She began tearing away at the bottom hem of her nightgown. Once she had a long enough strip she wrapped it around his shoulder and tied it tight.

He winced again.

The adrenaline was wearing off and pain was making itself nice and cozy.

“Am I dreaming?” she asked.

“I have been asking myself that same damn question for too long,” he remarked.

She kissed his shoulder when she was done wrapping it. It was something she used to do when they were together and like magic the pain was gone; well, he fancied it was.

He took his hand off the throttle for a moment to take his cell phone out of his pocket; thankful beyond belief that it wasn’t broken and still had life. He thumbed the only contact he needed.

The phone rang.

And rang.

And rang.

Hoban finally picked up.
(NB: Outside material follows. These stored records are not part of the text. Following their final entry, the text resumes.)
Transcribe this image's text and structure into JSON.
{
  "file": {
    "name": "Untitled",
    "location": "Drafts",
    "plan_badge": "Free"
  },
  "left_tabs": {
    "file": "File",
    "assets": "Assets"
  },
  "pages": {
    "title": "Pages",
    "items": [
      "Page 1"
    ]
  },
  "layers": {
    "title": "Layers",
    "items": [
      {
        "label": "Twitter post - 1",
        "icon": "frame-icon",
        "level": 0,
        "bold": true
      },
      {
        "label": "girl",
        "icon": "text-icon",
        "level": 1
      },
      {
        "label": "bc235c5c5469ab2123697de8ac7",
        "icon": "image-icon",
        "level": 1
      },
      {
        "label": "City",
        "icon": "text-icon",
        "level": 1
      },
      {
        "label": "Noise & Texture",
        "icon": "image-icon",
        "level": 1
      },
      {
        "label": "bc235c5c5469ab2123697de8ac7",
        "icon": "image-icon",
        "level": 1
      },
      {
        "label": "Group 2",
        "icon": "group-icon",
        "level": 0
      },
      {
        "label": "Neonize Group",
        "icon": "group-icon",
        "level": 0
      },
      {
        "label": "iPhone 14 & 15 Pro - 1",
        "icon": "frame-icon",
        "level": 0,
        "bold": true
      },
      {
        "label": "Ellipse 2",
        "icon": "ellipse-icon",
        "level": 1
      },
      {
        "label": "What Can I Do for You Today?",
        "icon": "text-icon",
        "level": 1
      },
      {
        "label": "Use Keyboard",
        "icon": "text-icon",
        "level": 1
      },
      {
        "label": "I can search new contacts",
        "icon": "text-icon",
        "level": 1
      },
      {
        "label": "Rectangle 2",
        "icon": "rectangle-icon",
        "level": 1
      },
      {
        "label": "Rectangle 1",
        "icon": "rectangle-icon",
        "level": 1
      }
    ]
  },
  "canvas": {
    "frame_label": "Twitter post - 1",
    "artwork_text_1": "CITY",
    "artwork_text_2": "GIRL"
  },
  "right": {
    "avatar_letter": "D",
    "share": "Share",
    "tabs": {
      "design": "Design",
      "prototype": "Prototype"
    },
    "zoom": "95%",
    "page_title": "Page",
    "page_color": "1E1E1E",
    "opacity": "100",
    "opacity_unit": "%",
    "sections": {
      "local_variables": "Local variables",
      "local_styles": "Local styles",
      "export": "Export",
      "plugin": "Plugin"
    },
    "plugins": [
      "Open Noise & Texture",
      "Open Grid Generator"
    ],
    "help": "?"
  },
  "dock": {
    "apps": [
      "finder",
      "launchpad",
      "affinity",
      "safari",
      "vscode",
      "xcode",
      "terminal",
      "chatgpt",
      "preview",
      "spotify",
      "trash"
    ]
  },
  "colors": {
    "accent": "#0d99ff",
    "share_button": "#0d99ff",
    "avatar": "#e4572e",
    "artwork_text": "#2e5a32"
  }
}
The whole ordeal made international news. Hoban made sure of that. He used whatever pull he had left with his ties to the military to get Hal and Natalie home safely. The Curacao government was more cooperative than any of them could have hoped for; asserting that they had been trying to take down that illegal ring for years. They offered the protection needed until Hal and Natalie were escorted out of the country. In exchange for his freedom Hal gave up the general location of the island and it wasn’t long before it was liberated. Hal had murdered four men, “Bob” had survived, but those overseeing the case chalked it up to self-defense and let him go, given the circumstances.

Hoban flew to Curacao personally so he could hold his daughter again and never once left her side the entire time.


Once back home Hal was labeled a “hero” and he was more than a little uncomfortable with the title. He was just an ordinary man and he just wanted an ordinary life; which is what he told everyone. Natalie was reunited with her mother and her friends once all the press died down. Tears of joy seemed to continually flow in a ceaseless stream. Hal was welcomed there through it all and no one would have it any other way. He felt complete. Like he had done something with his life. And he had no idea what he was going to do next.

Natalie went to therapy twice a week, sometimes more. It took her a long time to come to terms with what happened to her. And the detox from all the drugs was especially brutal. But she eventually found herself again.


After a few months he had moved to Iowa to be close to Natalie and her family. Not long after that they began dating again, but it didn’t really feel like dating to either of them. It felt like their lives were permanently intertwined and they were just going through the motions; picking up where they’d left off. He joined the police academy and graduated, becoming the cop he had wanted to be.

Offers to join the FBI came soon after.

Gone were the nightmares and haunting visions. In there place were sweet dreams and restful nights sleep; from which he’d awake to Natalie by his side. He told her everything and never once did she call him crazy. Over time it seemed that both could read the others thoughts on occasion, but they chalked it up to their closeness.

Marriage was always on his mind and when he graduated Quantico he popped the question.

“Yes!” was her only answer.


One night he dreamed of a little girl, blond haired and green eyed. She was running. Running from him. Rather from the person whose eyes he was seeing through. Dark, moonlit woods all around as he chased his prey. He could hear her scream into the night as he fell onto her and began to brutalize her.

Then he woke up.

And Natalie woke up right beside him.

“Did you just…?” she asked.

“Yeah,” he told her, told her everything, “Saw a little girl, running…”

“Blond hair and green eyes?” Natalie said with trepidation.

Hal looked at her concerned, “Yes.”

They didn’t think too much on it until they saw the news that morning that a little girl had gone missing. When her school photo appeared on the screen both of them ceased the breakfast they had been making, Natalie dropping one of the dishes, ceramic shards littering their kitchen floor.

It was her, they knew, plain as day.

And the nightmares had begun again. For both of them.

Posted in

J. Anthony Mylie